- SOURCE INFORMATION:
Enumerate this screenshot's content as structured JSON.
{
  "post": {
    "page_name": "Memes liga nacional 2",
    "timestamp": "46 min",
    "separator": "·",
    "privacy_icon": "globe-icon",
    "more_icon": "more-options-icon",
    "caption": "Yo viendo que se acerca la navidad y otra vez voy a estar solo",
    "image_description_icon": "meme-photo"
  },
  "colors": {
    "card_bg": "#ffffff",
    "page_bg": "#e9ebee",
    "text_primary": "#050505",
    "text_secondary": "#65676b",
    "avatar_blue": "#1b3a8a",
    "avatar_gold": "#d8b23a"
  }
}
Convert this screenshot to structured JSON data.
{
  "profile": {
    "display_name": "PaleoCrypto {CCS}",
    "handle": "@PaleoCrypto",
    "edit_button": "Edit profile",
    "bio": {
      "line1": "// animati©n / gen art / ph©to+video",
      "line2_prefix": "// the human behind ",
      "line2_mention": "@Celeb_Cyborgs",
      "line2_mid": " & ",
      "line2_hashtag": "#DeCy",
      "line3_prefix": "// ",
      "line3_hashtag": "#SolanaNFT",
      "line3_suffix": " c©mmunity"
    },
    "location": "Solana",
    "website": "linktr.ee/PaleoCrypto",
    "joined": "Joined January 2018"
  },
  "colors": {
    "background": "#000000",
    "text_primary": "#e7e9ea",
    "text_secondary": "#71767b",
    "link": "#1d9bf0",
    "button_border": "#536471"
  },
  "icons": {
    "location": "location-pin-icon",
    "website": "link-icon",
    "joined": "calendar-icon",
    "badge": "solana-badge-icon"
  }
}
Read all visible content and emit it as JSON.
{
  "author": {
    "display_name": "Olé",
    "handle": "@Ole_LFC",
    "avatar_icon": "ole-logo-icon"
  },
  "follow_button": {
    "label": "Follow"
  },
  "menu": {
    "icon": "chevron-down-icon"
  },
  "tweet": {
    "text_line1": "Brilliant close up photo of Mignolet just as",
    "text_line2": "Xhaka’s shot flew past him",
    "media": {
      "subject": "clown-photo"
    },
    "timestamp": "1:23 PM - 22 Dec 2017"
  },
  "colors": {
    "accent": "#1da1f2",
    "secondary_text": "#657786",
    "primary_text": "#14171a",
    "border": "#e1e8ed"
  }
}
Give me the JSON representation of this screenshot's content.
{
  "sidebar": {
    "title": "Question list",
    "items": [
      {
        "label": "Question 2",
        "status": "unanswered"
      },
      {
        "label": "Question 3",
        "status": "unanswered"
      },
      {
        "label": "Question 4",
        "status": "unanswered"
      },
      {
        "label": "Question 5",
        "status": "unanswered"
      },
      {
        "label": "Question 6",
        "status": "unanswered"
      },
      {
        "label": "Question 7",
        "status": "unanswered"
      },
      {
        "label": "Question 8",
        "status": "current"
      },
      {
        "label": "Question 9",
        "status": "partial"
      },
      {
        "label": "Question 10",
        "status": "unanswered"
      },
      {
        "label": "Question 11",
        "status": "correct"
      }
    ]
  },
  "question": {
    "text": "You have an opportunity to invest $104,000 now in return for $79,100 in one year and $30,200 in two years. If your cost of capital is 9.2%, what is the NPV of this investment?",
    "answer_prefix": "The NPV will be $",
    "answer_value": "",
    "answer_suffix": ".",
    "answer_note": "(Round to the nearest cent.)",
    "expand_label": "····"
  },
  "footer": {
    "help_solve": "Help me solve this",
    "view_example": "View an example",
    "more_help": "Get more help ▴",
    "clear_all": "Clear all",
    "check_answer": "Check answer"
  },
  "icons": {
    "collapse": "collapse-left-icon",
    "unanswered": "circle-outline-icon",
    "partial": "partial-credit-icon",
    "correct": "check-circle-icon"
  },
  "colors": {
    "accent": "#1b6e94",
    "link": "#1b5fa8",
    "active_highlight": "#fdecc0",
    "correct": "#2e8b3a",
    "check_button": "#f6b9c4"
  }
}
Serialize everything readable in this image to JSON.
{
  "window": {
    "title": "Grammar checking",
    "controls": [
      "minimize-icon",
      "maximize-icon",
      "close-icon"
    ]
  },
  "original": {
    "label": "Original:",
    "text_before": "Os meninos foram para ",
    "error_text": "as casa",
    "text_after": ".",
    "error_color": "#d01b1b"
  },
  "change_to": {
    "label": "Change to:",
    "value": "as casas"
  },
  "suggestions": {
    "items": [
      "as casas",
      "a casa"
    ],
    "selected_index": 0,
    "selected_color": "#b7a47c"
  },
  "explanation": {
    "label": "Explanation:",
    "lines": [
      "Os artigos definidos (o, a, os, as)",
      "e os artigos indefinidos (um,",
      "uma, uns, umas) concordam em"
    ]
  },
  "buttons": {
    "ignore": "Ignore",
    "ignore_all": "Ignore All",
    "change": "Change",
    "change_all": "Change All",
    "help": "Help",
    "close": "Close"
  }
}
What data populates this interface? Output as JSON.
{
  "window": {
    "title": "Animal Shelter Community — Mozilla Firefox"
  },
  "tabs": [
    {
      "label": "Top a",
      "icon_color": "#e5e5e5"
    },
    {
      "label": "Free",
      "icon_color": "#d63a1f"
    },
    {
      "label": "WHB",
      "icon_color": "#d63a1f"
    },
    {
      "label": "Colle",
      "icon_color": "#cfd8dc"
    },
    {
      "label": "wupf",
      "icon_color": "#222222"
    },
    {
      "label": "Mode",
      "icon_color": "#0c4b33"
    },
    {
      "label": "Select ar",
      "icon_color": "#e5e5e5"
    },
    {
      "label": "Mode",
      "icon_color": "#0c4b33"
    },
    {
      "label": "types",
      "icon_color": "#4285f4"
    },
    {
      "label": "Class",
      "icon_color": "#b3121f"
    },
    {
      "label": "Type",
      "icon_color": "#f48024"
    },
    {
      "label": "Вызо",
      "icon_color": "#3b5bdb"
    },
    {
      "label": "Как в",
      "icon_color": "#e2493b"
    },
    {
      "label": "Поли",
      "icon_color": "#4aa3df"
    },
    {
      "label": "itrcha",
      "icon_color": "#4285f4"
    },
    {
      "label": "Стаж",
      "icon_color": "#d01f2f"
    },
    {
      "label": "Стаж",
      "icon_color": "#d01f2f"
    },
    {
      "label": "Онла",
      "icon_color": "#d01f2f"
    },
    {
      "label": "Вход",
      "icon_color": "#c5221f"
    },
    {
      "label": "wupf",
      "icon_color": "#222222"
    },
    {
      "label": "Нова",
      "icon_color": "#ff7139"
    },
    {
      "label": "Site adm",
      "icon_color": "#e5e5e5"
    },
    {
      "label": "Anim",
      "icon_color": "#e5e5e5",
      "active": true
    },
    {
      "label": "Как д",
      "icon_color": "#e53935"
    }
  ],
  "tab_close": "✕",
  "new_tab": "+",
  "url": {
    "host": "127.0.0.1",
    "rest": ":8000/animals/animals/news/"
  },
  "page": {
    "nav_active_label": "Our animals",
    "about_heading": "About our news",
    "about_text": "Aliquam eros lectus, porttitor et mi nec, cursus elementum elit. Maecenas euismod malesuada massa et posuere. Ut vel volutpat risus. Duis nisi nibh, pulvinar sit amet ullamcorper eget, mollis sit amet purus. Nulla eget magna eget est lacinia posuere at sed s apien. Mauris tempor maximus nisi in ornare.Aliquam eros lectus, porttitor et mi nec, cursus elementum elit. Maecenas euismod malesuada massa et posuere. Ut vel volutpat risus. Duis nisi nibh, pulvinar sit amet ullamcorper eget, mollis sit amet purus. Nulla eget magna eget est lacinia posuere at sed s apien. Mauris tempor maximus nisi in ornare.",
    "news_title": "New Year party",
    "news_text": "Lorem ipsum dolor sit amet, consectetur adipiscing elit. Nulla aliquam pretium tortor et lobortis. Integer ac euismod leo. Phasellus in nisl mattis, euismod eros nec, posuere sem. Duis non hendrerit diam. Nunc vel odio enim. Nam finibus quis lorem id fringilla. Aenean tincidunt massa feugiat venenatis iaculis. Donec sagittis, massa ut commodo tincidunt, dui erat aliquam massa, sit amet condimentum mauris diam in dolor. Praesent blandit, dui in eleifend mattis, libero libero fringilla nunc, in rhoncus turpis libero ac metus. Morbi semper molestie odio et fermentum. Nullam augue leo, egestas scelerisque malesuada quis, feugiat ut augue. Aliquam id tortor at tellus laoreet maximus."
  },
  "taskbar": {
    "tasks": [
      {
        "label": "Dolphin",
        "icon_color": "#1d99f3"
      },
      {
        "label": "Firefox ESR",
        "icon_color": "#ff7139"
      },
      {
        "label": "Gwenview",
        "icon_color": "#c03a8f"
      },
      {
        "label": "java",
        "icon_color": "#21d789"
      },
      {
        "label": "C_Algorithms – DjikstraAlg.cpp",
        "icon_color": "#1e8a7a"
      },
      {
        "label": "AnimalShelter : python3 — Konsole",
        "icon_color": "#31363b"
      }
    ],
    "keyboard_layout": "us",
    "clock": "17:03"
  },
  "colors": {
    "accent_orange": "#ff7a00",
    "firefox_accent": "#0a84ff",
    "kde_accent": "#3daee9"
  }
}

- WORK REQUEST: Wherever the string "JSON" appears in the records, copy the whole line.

- SOLVED PROBLEM:
Enumerate this screenshot's content as structured JSON.
Convert this screenshot to structured JSON data.
Read all visible content and emit it as JSON.
Give me the JSON representation of this screenshot's content.
Serialize everything readable in this image to JSON.
What data populates this interface? Output as JSON.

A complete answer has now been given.